Retype each line below precisely and omit all images.

Excerpts from an interface dataset:
[Start of Attachment]
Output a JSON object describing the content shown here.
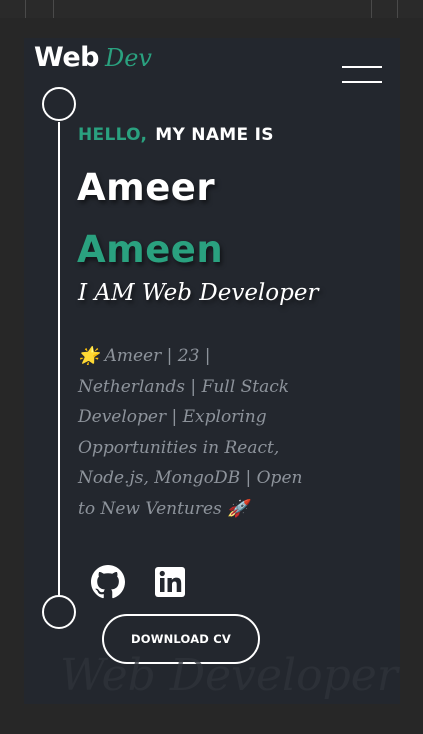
{
  "logo": {
    "main": "Web",
    "accent": "Dev"
  },
  "hero": {
    "greeting_accent": "HELLO,",
    "greeting_rest": "MY NAME IS",
    "first_name": "Ameer",
    "last_name": "Ameen",
    "role": "I AM Web Developer",
    "bio": "🌟 Ameer | 23 | Netherlands | Full Stack Developer | Exploring Opportunities in React, Node.js, MongoDB | Open to New Ventures 🚀"
  },
  "social": [
    {
      "icon": "github-icon"
    },
    {
      "icon": "linkedin-icon"
    }
  ],
  "cta": {
    "label": "DOWNLOAD CV"
  },
  "watermark": "Web Developer",
  "colors": {
    "accent": "#2aa17f",
    "card": "#23272e",
    "page": "#272727",
    "muted_text": "#8d939b"
  }
}
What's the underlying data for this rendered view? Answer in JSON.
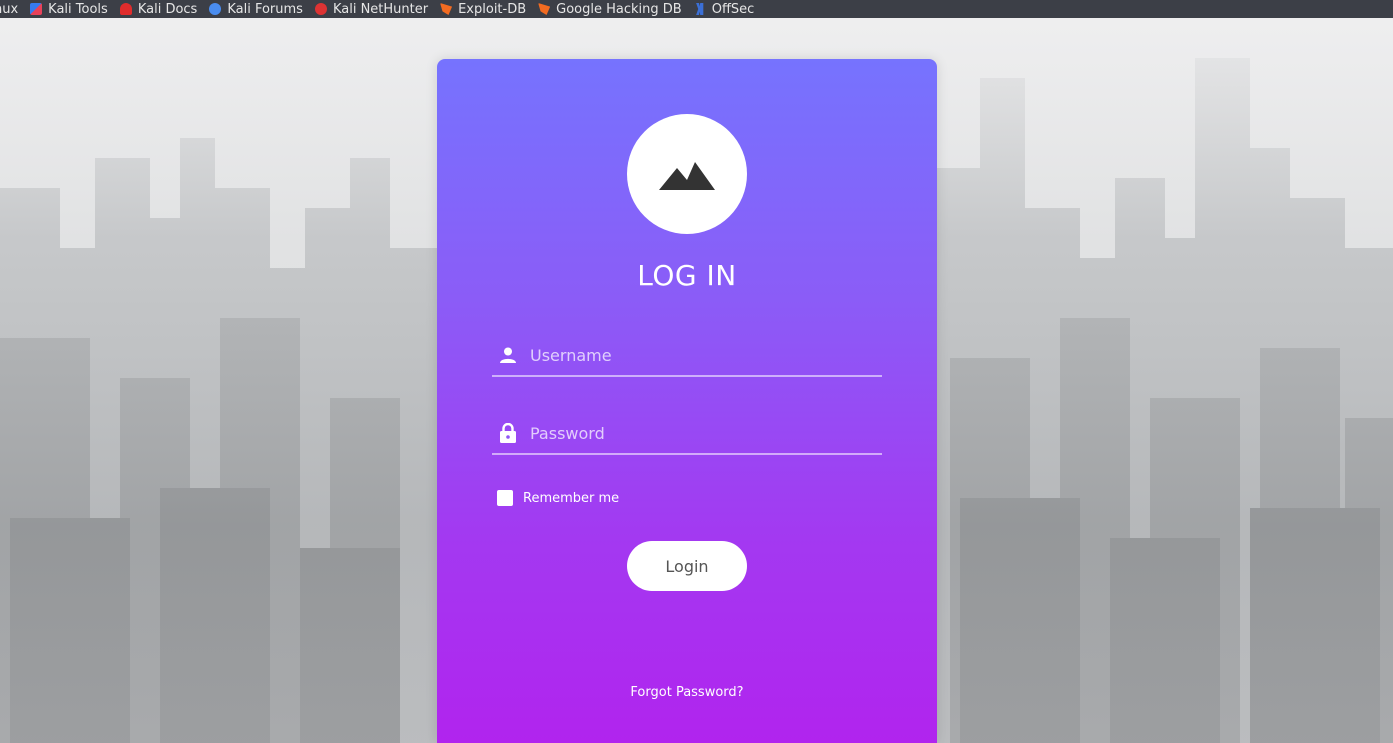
{
  "bookmarks": [
    {
      "label": "nux",
      "icon": "none"
    },
    {
      "label": "Kali Tools",
      "icon": "kali-tools-icon"
    },
    {
      "label": "Kali Docs",
      "icon": "kali-docs-icon"
    },
    {
      "label": "Kali Forums",
      "icon": "kali-forums-icon"
    },
    {
      "label": "Kali NetHunter",
      "icon": "kali-nethunter-icon"
    },
    {
      "label": "Exploit-DB",
      "icon": "exploit-db-icon"
    },
    {
      "label": "Google Hacking DB",
      "icon": "google-hacking-db-icon"
    },
    {
      "label": "OffSec",
      "icon": "offsec-icon"
    }
  ],
  "login": {
    "title": "LOG IN",
    "avatar_icon": "mountain-icon",
    "username_placeholder": "Username",
    "username_value": "",
    "username_icon": "user-icon",
    "password_placeholder": "Password",
    "password_value": "",
    "password_icon": "lock-icon",
    "remember_label": "Remember me",
    "remember_checked": false,
    "login_label": "Login",
    "forgot_label": "Forgot Password?"
  },
  "colors": {
    "card_top": "#7673fe",
    "card_bottom": "#b124ee",
    "bookmarks_bg": "#3c3f47",
    "button_text": "#555555"
  }
}
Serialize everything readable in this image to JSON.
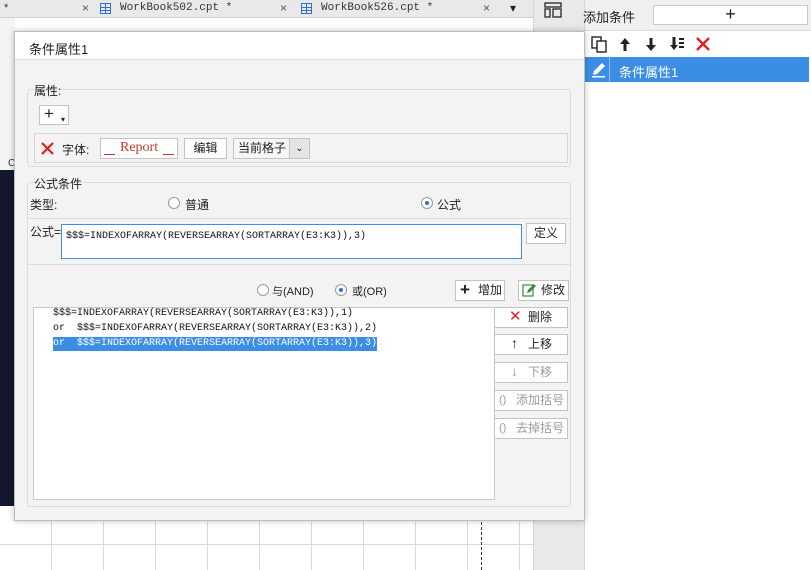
{
  "tabs": [
    {
      "label": "*",
      "close": "×"
    },
    {
      "label": "WorkBook502.cpt *",
      "close": "×"
    },
    {
      "label": "WorkBook526.cpt *",
      "close": "×"
    }
  ],
  "sheet": {
    "partial_text": "C"
  },
  "right_panel": {
    "title": "添加条件",
    "add_symbol": "+",
    "toolbar": [
      "copy-icon",
      "arrow-up-icon",
      "arrow-down-icon",
      "sort-down-icon",
      "delete-icon"
    ],
    "items": [
      {
        "label": "条件属性1",
        "selected": true
      }
    ]
  },
  "dialog": {
    "title": "条件属性1",
    "properties": {
      "label": "属性:",
      "add_symbol": "+",
      "font_label": "字体:",
      "font_preview": "Report",
      "edit_button": "编辑",
      "scope_select": "当前格子"
    },
    "formula": {
      "section_label": "公式条件",
      "type_label": "类型:",
      "type_options": [
        {
          "label": "普通",
          "selected": false
        },
        {
          "label": "公式",
          "selected": true
        }
      ],
      "formula_label": "公式=",
      "formula_value": "$$$=INDEXOFARRAY(REVERSEARRAY(SORTARRAY(E3:K3)),3)",
      "define_button": "定义",
      "logic_options": [
        {
          "label": "与(AND)",
          "selected": false
        },
        {
          "label": "或(OR)",
          "selected": true
        }
      ],
      "add_button": "增加",
      "modify_button": "修改",
      "conditions": [
        {
          "text": "$$$=INDEXOFARRAY(REVERSEARRAY(SORTARRAY(E3:K3)),1)",
          "selected": false
        },
        {
          "text": "or  $$$=INDEXOFARRAY(REVERSEARRAY(SORTARRAY(E3:K3)),2)",
          "selected": false
        },
        {
          "text": "or  $$$=INDEXOFARRAY(REVERSEARRAY(SORTARRAY(E3:K3)),3)",
          "selected": true
        }
      ],
      "buttons": {
        "delete": "删除",
        "move_up": "上移",
        "move_down": "下移",
        "add_bracket": "添加括号",
        "remove_bracket": "去掉括号"
      }
    }
  },
  "colors": {
    "accent": "#3c8ee5",
    "delete_red": "#e02020",
    "panel_bg": "#f3f3f3"
  }
}
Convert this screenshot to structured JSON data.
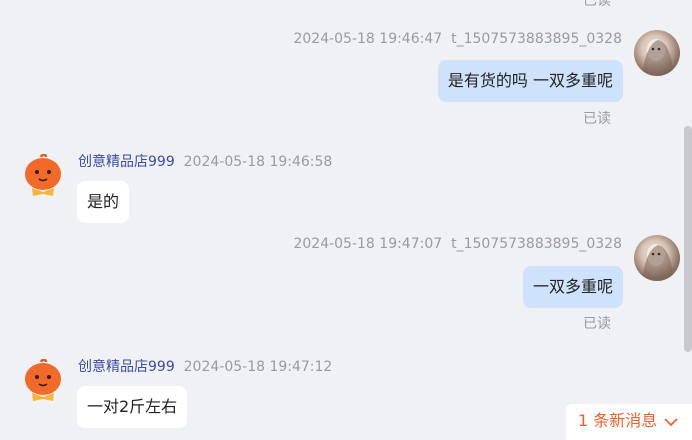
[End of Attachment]
● Result of this exercise
Output a JSON object describing the content shown here.
{
  "logo": {
    "main": "Web",
    "accent": "Dev"
  },
  "hero": {
    "greeting_accent": "HELLO,",
    "greeting_rest": "MY NAME IS",
    "first_name": "Ameer",
    "last_name": "Ameen",
    "role": "I AM Web Developer",
    "bio": "🌟 Ameer | 23 | Netherlands | Full Stack Developer | Exploring Opportunities in React, Node.js, MongoDB | Open to New Ventures 🚀"
  },
  "social": [
    {
      "icon": "github-icon"
    },
    {
      "icon": "linkedin-icon"
    }
  ],
  "cta": {
    "label": "DOWNLOAD CV"
  },
  "watermark": "Web Developer",
  "colors": {
    "accent": "#2aa17f",
    "card": "#23272e",
    "page": "#272727",
    "muted_text": "#8d939b"
  }
}
What's the underlying data for this rendered view? Answer in JSON.
{
  "bookmarks": [
    {
      "label": "nux",
      "icon": "none"
    },
    {
      "label": "Kali Tools",
      "icon": "kali-tools-icon"
    },
    {
      "label": "Kali Docs",
      "icon": "kali-docs-icon"
    },
    {
      "label": "Kali Forums",
      "icon": "kali-forums-icon"
    },
    {
      "label": "Kali NetHunter",
      "icon": "kali-nethunter-icon"
    },
    {
      "label": "Exploit-DB",
      "icon": "exploit-db-icon"
    },
    {
      "label": "Google Hacking DB",
      "icon": "google-hacking-db-icon"
    },
    {
      "label": "OffSec",
      "icon": "offsec-icon"
    }
  ],
  "login": {
    "title": "LOG IN",
    "avatar_icon": "mountain-icon",
    "username_placeholder": "Username",
    "username_value": "",
    "username_icon": "user-icon",
    "password_placeholder": "Password",
    "password_value": "",
    "password_icon": "lock-icon",
    "remember_label": "Remember me",
    "remember_checked": false,
    "login_label": "Login",
    "forgot_label": "Forgot Password?"
  },
  "colors": {
    "card_top": "#7673fe",
    "card_bottom": "#b124ee",
    "bookmarks_bg": "#3c3f47",
    "button_text": "#555555"
  }
}
Serialize everything readable in this image to JSON.
{
  "tabs": [
    {
      "label": "*",
      "close": "×"
    },
    {
      "label": "WorkBook502.cpt *",
      "close": "×"
    },
    {
      "label": "WorkBook526.cpt *",
      "close": "×"
    }
  ],
  "sheet": {
    "partial_text": "C"
  },
  "right_panel": {
    "title": "添加条件",
    "add_symbol": "+",
    "toolbar": [
      "copy-icon",
      "arrow-up-icon",
      "arrow-down-icon",
      "sort-down-icon",
      "delete-icon"
    ],
    "items": [
      {
        "label": "条件属性1",
        "selected": true
      }
    ]
  },
  "dialog": {
    "title": "条件属性1",
    "properties": {
      "label": "属性:",
      "add_symbol": "+",
      "font_label": "字体:",
      "font_preview": "Report",
      "edit_button": "编辑",
      "scope_select": "当前格子"
    },
    "formula": {
      "section_label": "公式条件",
      "type_label": "类型:",
      "type_options": [
        {
          "label": "普通",
          "selected": false
        },
        {
          "label": "公式",
          "selected": true
        }
      ],
      "formula_label": "公式=",
      "formula_value": "$$$=INDEXOFARRAY(REVERSEARRAY(SORTARRAY(E3:K3)),3)",
      "define_button": "定义",
      "logic_options": [
        {
          "label": "与(AND)",
          "selected": false
        },
        {
          "label": "或(OR)",
          "selected": true
        }
      ],
      "add_button": "增加",
      "modify_button": "修改",
      "conditions": [
        {
          "text": "$$$=INDEXOFARRAY(REVERSEARRAY(SORTARRAY(E3:K3)),1)",
          "selected": false
        },
        {
          "text": "or  $$$=INDEXOFARRAY(REVERSEARRAY(SORTARRAY(E3:K3)),2)",
          "selected": false
        },
        {
          "text": "or  $$$=INDEXOFARRAY(REVERSEARRAY(SORTARRAY(E3:K3)),3)",
          "selected": true
        }
      ],
      "buttons": {
        "delete": "删除",
        "move_up": "上移",
        "move_down": "下移",
        "add_bracket": "添加括号",
        "remove_bracket": "去掉括号"
      }
    }
  },
  "colors": {
    "accent": "#3c8ee5",
    "delete_red": "#e02020",
    "panel_bg": "#f3f3f3"
  }
}
Convert this screenshot to structured JSON data.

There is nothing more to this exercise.